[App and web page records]
= Beginning of Section =
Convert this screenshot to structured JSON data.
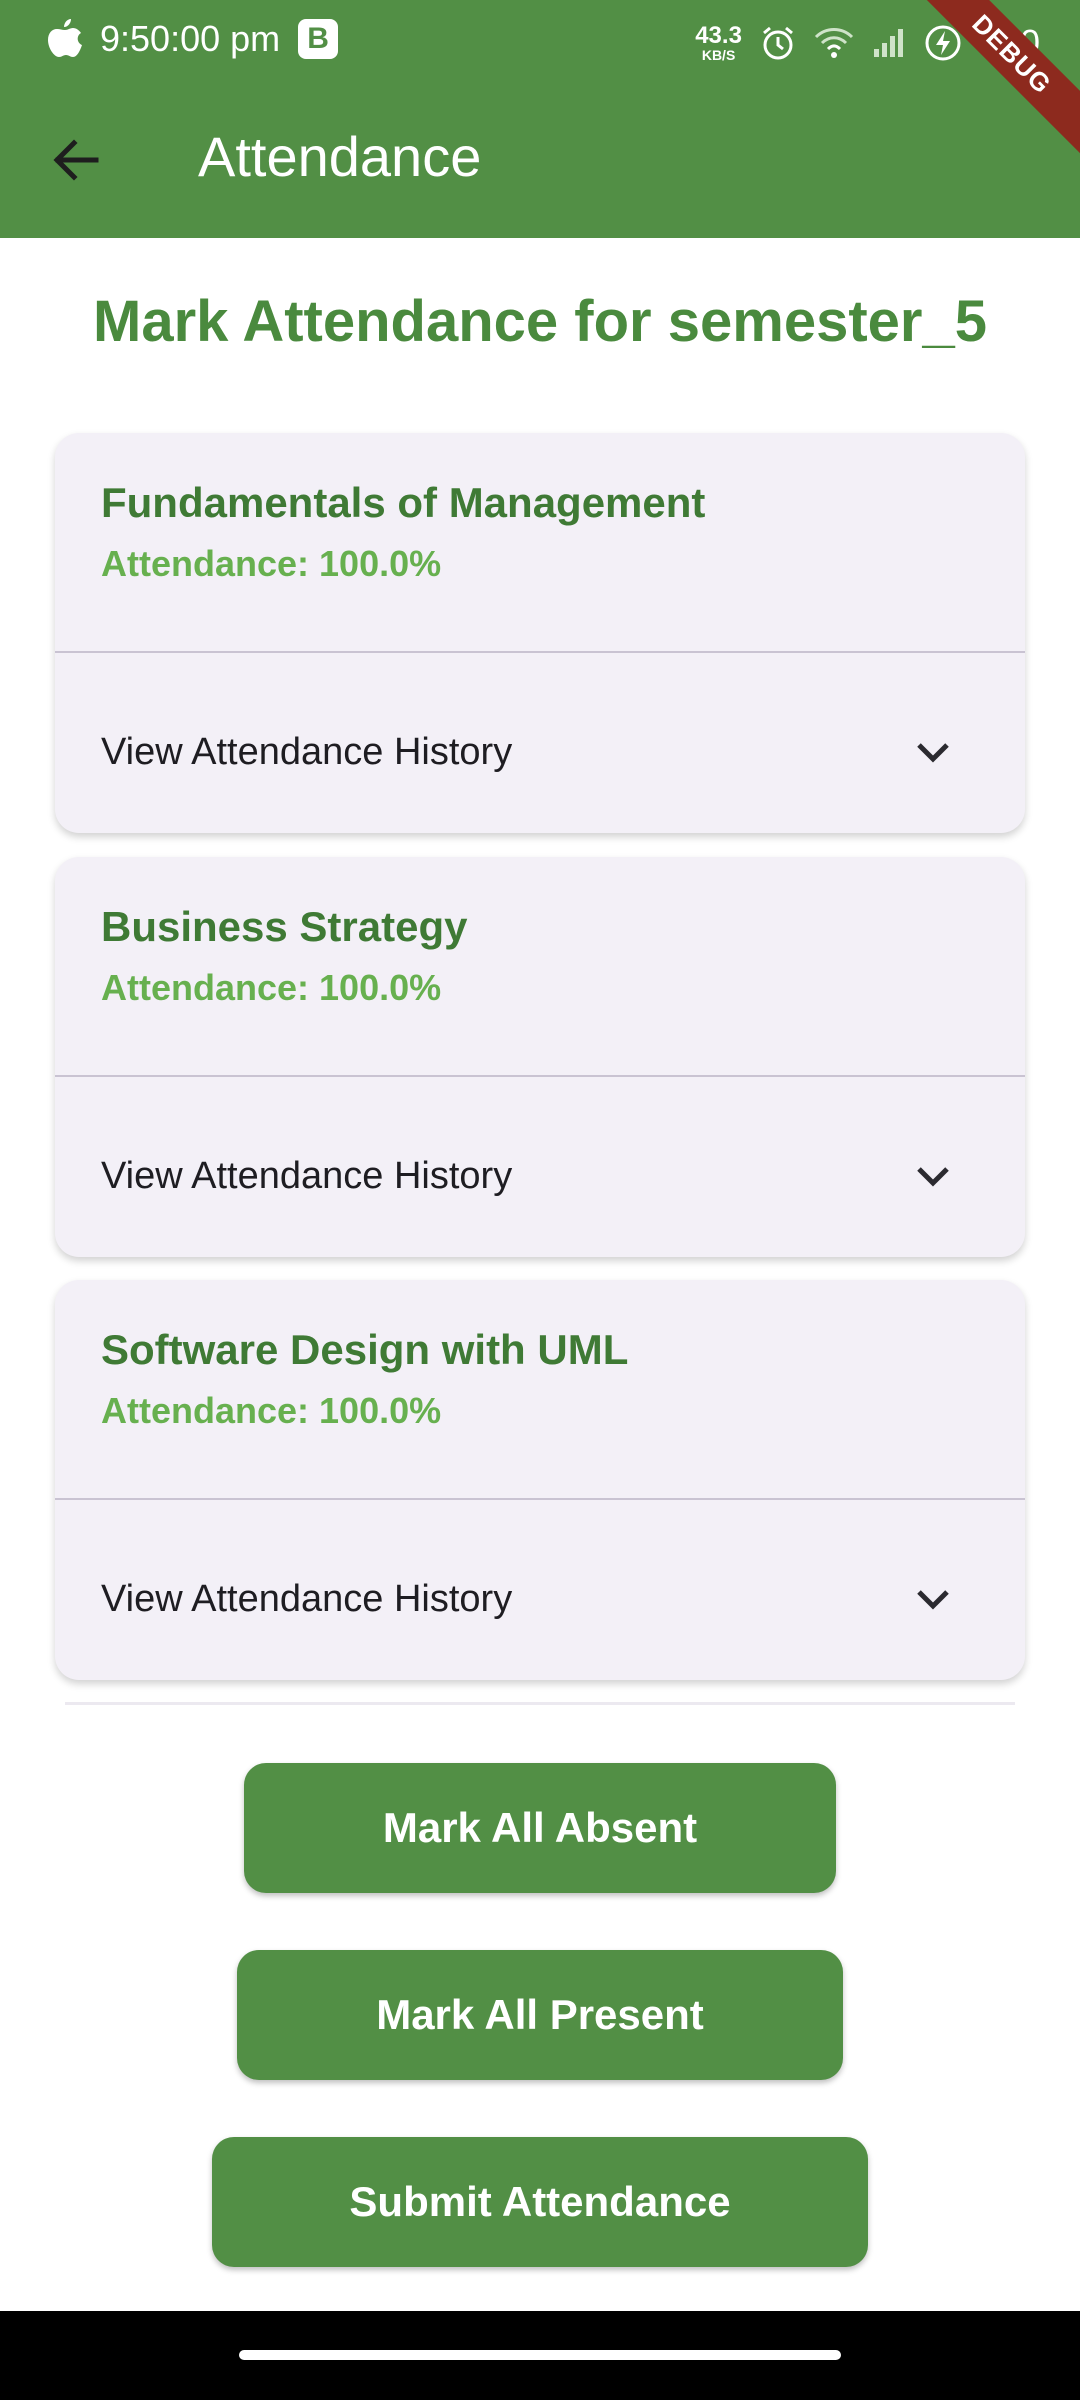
{
  "status_bar": {
    "time": "9:50:00 pm",
    "app_badge": "B",
    "speed_value": "43.3",
    "speed_unit": "KB/S",
    "battery": "100"
  },
  "debug_banner": "DEBUG",
  "app_bar": {
    "title": "Attendance"
  },
  "page": {
    "heading": "Mark Attendance for semester_5"
  },
  "subjects": [
    {
      "name": "Fundamentals of Management",
      "attendance": "Attendance: 100.0%",
      "history_label": "View Attendance History"
    },
    {
      "name": "Business Strategy",
      "attendance": "Attendance: 100.0%",
      "history_label": "View Attendance History"
    },
    {
      "name": "Software Design with UML",
      "attendance": "Attendance: 100.0%",
      "history_label": "View Attendance History"
    }
  ],
  "actions": {
    "mark_absent": "Mark All Absent",
    "mark_present": "Mark All Present",
    "submit": "Submit Attendance"
  },
  "colors": {
    "primary": "#528f45",
    "heading": "#4a8a3e",
    "percent": "#67b04f",
    "card_bg": "#f3f0f7",
    "debug": "#8d2a1e"
  },
  "icons": {
    "back": "arrow-left-icon",
    "expand": "chevron-down-icon"
  }
}
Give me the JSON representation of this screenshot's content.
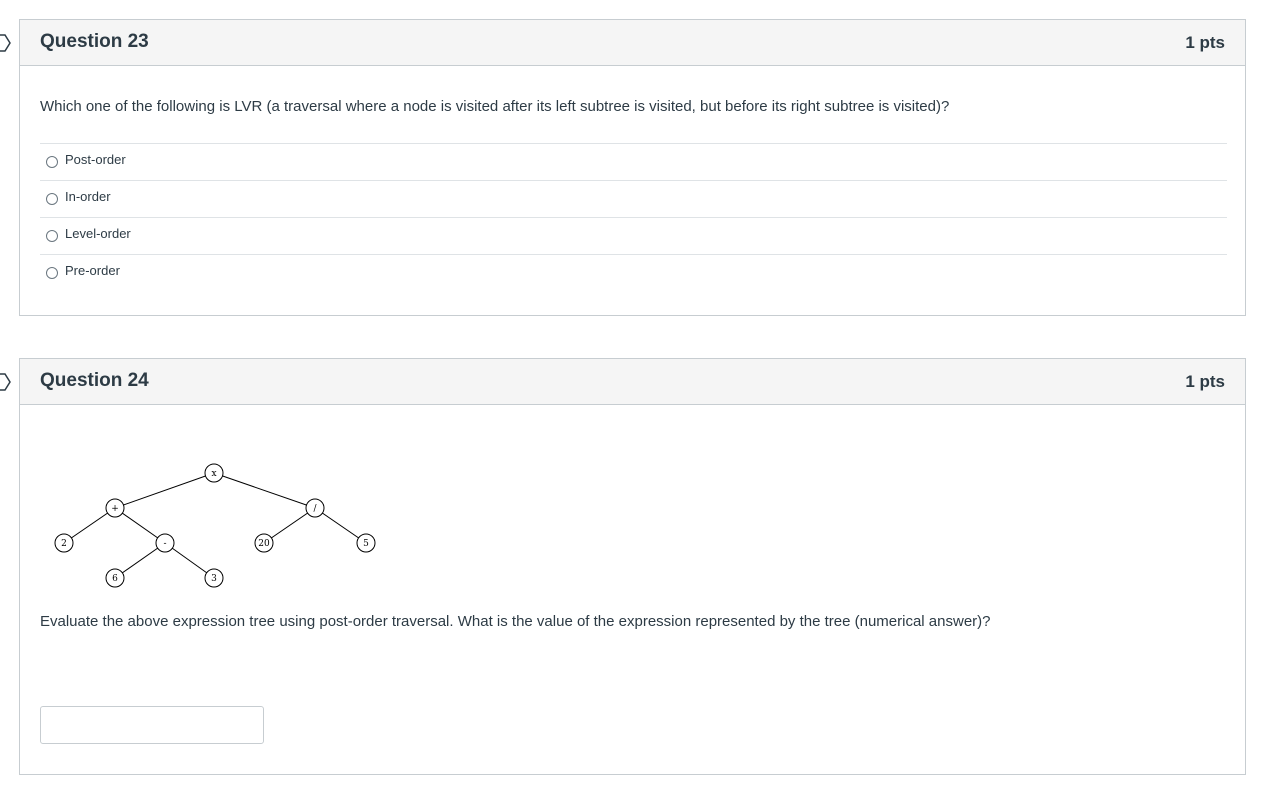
{
  "questions": {
    "q23": {
      "title": "Question 23",
      "points": "1 pts",
      "text": "Which one of the following is LVR (a traversal where a node is visited after its left subtree is visited, but before its right subtree is visited)?",
      "answers": [
        {
          "label": "Post-order",
          "selected": false
        },
        {
          "label": "In-order",
          "selected": false
        },
        {
          "label": "Level-order",
          "selected": false
        },
        {
          "label": "Pre-order",
          "selected": false
        }
      ]
    },
    "q24": {
      "title": "Question 24",
      "points": "1 pts",
      "text": "Evaluate the above expression tree using post-order traversal. What is the value of the expression represented by the tree (numerical answer)?",
      "answer_value": "",
      "answer_placeholder": "",
      "tree": {
        "nodes": [
          {
            "id": "root",
            "label": "x"
          },
          {
            "id": "plus",
            "label": "+"
          },
          {
            "id": "div",
            "label": "/"
          },
          {
            "id": "n2",
            "label": "2"
          },
          {
            "id": "minus",
            "label": "-"
          },
          {
            "id": "n20",
            "label": "20"
          },
          {
            "id": "n5",
            "label": "5"
          },
          {
            "id": "n6",
            "label": "6"
          },
          {
            "id": "n3",
            "label": "3"
          }
        ]
      }
    }
  },
  "colors": {
    "header_bg": "#f5f5f5",
    "border": "#c7cdd1",
    "text": "#2d3b45"
  }
}
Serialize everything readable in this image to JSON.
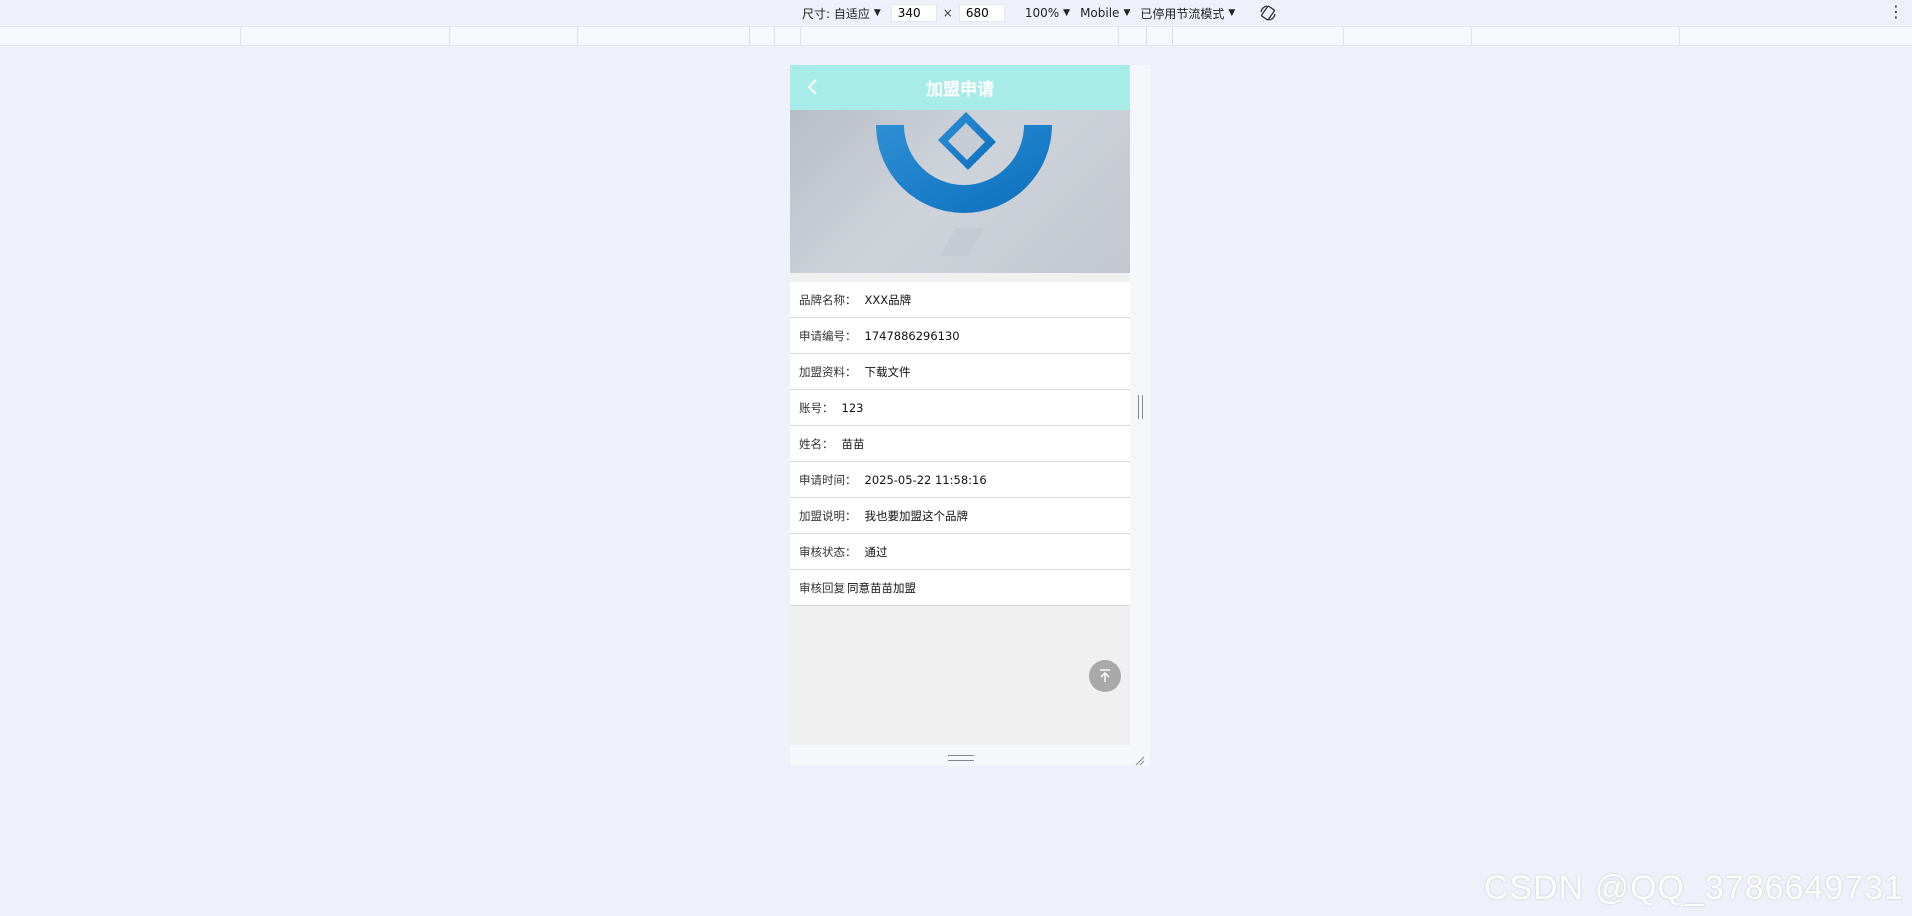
{
  "devtools": {
    "size_label": "尺寸: 自适应",
    "width_value": "340",
    "times": "×",
    "height_value": "680",
    "zoom": "100%",
    "device_type": "Mobile",
    "throttle": "已停用节流模式",
    "more": "⋮"
  },
  "app": {
    "title": "加盟申请",
    "header_color": "#a8ecea"
  },
  "details": [
    {
      "label": "品牌名称：",
      "value": "XXX品牌"
    },
    {
      "label": "申请编号：",
      "value": "1747886296130"
    },
    {
      "label": "加盟资料：",
      "value": "下载文件"
    },
    {
      "label": "账号：",
      "value": "123"
    },
    {
      "label": "姓名：",
      "value": "苗苗"
    },
    {
      "label": "申请时间：",
      "value": "2025-05-22 11:58:16"
    },
    {
      "label": "加盟说明：",
      "value": "我也要加盟这个品牌"
    },
    {
      "label": "审核状态：",
      "value": "通过"
    },
    {
      "label": "审核回复",
      "value": "同意苗苗加盟"
    }
  ],
  "icons": {
    "back": "chevron-left-icon",
    "to_top": "arrow-up-to-top-icon",
    "rotate": "rotate-icon"
  },
  "watermark": "CSDN @QQ_3786649731"
}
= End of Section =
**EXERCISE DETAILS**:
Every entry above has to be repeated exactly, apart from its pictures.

**PROBLEM SOLUTION**:
Convert this screenshot to structured JSON data.
{
  "status_bar": {
    "time": "9:50:00 pm",
    "app_badge": "B",
    "speed_value": "43.3",
    "speed_unit": "KB/S",
    "battery": "100"
  },
  "debug_banner": "DEBUG",
  "app_bar": {
    "title": "Attendance"
  },
  "page": {
    "heading": "Mark Attendance for semester_5"
  },
  "subjects": [
    {
      "name": "Fundamentals of Management",
      "attendance": "Attendance: 100.0%",
      "history_label": "View Attendance History"
    },
    {
      "name": "Business Strategy",
      "attendance": "Attendance: 100.0%",
      "history_label": "View Attendance History"
    },
    {
      "name": "Software Design with UML",
      "attendance": "Attendance: 100.0%",
      "history_label": "View Attendance History"
    }
  ],
  "actions": {
    "mark_absent": "Mark All Absent",
    "mark_present": "Mark All Present",
    "submit": "Submit Attendance"
  },
  "colors": {
    "primary": "#528f45",
    "heading": "#4a8a3e",
    "percent": "#67b04f",
    "card_bg": "#f3f0f7",
    "debug": "#8d2a1e"
  },
  "icons": {
    "back": "arrow-left-icon",
    "expand": "chevron-down-icon"
  }
}
Give me the JSON representation of this screenshot's content.
{
  "questions": {
    "q23": {
      "title": "Question 23",
      "points": "1 pts",
      "text": "Which one of the following is LVR (a traversal where a node is visited after its left subtree is visited, but before its right subtree is visited)?",
      "answers": [
        {
          "label": "Post-order",
          "selected": false
        },
        {
          "label": "In-order",
          "selected": false
        },
        {
          "label": "Level-order",
          "selected": false
        },
        {
          "label": "Pre-order",
          "selected": false
        }
      ]
    },
    "q24": {
      "title": "Question 24",
      "points": "1 pts",
      "text": "Evaluate the above expression tree using post-order traversal. What is the value of the expression represented by the tree (numerical answer)?",
      "answer_value": "",
      "answer_placeholder": "",
      "tree": {
        "nodes": [
          {
            "id": "root",
            "label": "x"
          },
          {
            "id": "plus",
            "label": "+"
          },
          {
            "id": "div",
            "label": "/"
          },
          {
            "id": "n2",
            "label": "2"
          },
          {
            "id": "minus",
            "label": "-"
          },
          {
            "id": "n20",
            "label": "20"
          },
          {
            "id": "n5",
            "label": "5"
          },
          {
            "id": "n6",
            "label": "6"
          },
          {
            "id": "n3",
            "label": "3"
          }
        ]
      }
    }
  },
  "colors": {
    "header_bg": "#f5f5f5",
    "border": "#c7cdd1",
    "text": "#2d3b45"
  }
}
Serialize everything readable in this image to JSON.
{
  "devtools": {
    "size_label": "尺寸: 自适应",
    "width_value": "340",
    "times": "×",
    "height_value": "680",
    "zoom": "100%",
    "device_type": "Mobile",
    "throttle": "已停用节流模式",
    "more": "⋮"
  },
  "app": {
    "title": "加盟申请",
    "header_color": "#a8ecea"
  },
  "details": [
    {
      "label": "品牌名称：",
      "value": "XXX品牌"
    },
    {
      "label": "申请编号：",
      "value": "1747886296130"
    },
    {
      "label": "加盟资料：",
      "value": "下载文件"
    },
    {
      "label": "账号：",
      "value": "123"
    },
    {
      "label": "姓名：",
      "value": "苗苗"
    },
    {
      "label": "申请时间：",
      "value": "2025-05-22 11:58:16"
    },
    {
      "label": "加盟说明：",
      "value": "我也要加盟这个品牌"
    },
    {
      "label": "审核状态：",
      "value": "通过"
    },
    {
      "label": "审核回复",
      "value": "同意苗苗加盟"
    }
  ],
  "icons": {
    "back": "chevron-left-icon",
    "to_top": "arrow-up-to-top-icon",
    "rotate": "rotate-icon"
  },
  "watermark": "CSDN @QQ_3786649731"
}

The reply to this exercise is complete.